To demonstrate the usefulness of this new scientific tool, at the end of the project the developed chip-sized microscope will be used to observe in real-time...
Astronomers from Bonn and Tautenburg in Thuringia (Germany) used the 100-m radio telescope at Effelsberg to observe several galaxy clusters. At the edges of these large accumulations of dark matter, stellar systems (galaxies), hot gas, and charged particles, they found magnetic fields that are exceptionally ordered over distances of many million light years. This makes them the most extended magnetic fields in the universe known so far.
The results will be published on March 22 in the journal „Astronomy & Astrophysics“.
Galaxy clusters are the largest gravitationally bound structures in the universe. With a typical extent of about 10 million light years, i.e. 100 times the...
Researchers at the Goethe University Frankfurt, together with partners from the University of Tübingen in Germany and Queen Mary University as well as Francis Crick Institute from London (UK) have developed a novel technology to decipher the secret ubiquitin code.
Ubiquitin is a small protein that can be linked to other cellular proteins, thereby controlling and modulating their functions. The attachment occurs in many...

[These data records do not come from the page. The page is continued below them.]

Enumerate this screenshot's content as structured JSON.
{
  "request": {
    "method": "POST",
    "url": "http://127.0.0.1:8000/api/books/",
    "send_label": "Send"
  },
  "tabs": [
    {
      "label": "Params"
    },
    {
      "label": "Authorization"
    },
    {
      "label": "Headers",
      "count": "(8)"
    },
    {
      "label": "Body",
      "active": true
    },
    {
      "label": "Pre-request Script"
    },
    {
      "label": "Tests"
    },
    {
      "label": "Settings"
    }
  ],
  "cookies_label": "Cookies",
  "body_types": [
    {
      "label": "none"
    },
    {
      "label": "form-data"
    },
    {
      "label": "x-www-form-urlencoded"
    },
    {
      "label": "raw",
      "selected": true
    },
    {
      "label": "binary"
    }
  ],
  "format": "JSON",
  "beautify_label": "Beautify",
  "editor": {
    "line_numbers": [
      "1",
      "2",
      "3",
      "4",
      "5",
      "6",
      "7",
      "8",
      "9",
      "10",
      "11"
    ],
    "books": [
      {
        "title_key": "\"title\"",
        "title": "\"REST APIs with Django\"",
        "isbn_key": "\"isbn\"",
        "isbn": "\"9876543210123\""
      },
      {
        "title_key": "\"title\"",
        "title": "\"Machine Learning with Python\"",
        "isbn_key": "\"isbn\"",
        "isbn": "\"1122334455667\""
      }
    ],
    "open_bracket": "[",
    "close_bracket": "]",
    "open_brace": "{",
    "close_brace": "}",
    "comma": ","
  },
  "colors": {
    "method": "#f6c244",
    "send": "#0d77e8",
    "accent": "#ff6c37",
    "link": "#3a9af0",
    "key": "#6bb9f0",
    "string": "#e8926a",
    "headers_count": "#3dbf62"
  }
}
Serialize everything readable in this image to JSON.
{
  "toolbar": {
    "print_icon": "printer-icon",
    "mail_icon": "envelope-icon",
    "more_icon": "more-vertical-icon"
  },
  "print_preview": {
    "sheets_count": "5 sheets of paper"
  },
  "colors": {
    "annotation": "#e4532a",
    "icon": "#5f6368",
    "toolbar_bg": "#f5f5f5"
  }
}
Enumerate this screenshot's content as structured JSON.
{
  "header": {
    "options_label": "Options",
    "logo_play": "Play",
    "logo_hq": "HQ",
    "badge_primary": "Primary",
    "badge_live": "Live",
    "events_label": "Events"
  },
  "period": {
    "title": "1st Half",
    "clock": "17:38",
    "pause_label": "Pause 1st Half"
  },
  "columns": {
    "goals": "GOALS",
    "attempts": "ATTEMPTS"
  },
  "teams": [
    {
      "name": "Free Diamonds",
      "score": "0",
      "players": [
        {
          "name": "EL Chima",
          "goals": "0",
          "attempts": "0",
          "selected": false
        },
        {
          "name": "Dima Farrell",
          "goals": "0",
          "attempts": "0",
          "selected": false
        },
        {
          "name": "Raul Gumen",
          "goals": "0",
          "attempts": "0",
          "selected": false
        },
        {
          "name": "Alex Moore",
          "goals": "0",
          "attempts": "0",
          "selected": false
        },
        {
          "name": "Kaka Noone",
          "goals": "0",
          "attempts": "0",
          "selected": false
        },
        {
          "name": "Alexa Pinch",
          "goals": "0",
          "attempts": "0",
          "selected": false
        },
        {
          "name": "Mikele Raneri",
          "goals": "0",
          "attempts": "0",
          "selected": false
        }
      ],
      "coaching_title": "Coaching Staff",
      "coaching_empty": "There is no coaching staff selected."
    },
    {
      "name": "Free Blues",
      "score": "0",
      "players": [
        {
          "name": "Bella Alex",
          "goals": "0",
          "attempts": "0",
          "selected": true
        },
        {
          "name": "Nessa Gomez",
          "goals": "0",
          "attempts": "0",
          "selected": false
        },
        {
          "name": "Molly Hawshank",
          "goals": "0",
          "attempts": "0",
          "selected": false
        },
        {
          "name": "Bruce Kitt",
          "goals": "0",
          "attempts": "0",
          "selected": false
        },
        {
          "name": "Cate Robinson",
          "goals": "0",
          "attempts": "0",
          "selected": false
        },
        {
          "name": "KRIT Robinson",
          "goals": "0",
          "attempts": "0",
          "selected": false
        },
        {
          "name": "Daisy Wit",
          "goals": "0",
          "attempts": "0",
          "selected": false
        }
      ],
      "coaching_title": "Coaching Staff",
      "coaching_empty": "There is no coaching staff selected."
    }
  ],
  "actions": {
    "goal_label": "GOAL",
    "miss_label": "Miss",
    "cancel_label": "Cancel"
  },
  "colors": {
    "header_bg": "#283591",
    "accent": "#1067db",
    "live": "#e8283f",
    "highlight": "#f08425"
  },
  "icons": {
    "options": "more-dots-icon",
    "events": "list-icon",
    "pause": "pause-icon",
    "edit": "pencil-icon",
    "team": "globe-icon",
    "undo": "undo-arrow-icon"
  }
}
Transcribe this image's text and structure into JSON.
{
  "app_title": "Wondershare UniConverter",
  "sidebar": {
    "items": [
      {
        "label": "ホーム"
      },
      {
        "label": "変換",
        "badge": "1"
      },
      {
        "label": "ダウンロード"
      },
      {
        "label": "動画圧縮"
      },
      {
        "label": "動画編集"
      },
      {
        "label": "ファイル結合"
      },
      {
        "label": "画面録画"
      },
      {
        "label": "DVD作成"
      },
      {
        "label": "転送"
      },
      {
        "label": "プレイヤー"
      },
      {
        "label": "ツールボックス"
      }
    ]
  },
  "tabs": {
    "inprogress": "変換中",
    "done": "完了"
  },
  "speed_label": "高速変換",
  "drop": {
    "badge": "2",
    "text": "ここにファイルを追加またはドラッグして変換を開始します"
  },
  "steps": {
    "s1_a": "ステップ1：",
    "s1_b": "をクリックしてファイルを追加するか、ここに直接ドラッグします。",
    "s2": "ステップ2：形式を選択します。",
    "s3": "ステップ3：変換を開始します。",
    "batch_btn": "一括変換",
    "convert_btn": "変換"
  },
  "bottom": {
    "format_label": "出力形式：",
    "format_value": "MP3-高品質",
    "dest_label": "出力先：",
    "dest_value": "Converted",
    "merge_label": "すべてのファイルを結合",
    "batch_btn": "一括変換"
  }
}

In the eternal search for next generation high-efficiency solar cells and LEDs, scientists at Los Alamos National Laboratory and their partners are creating...
Silicon nanosheets are thin, two-dimensional layers with exceptional optoelectronic properties very similar to those of graphene. Albeit, the nanosheets are less stable. Now researchers at the Technical University of Munich (TUM) have, for the first time ever, produced a composite material combining silicon nanosheets and a polymer that is both UV-resistant and easy to process. This brings the scientists a significant step closer to industrial applications like flexible displays and photosensors.
Silicon nanosheets are thin, two-dimensional layers with exceptional optoelectronic properties very similar to those of graphene. Albeit, the nanosheets are...
20.03.2017 | Event News
14.03.2017 | Event News
07.03.2017 | Event News
28.03.2017 | Life Sciences
28.03.2017 | Information Technology
28.03.2017 | Physics and Astronomy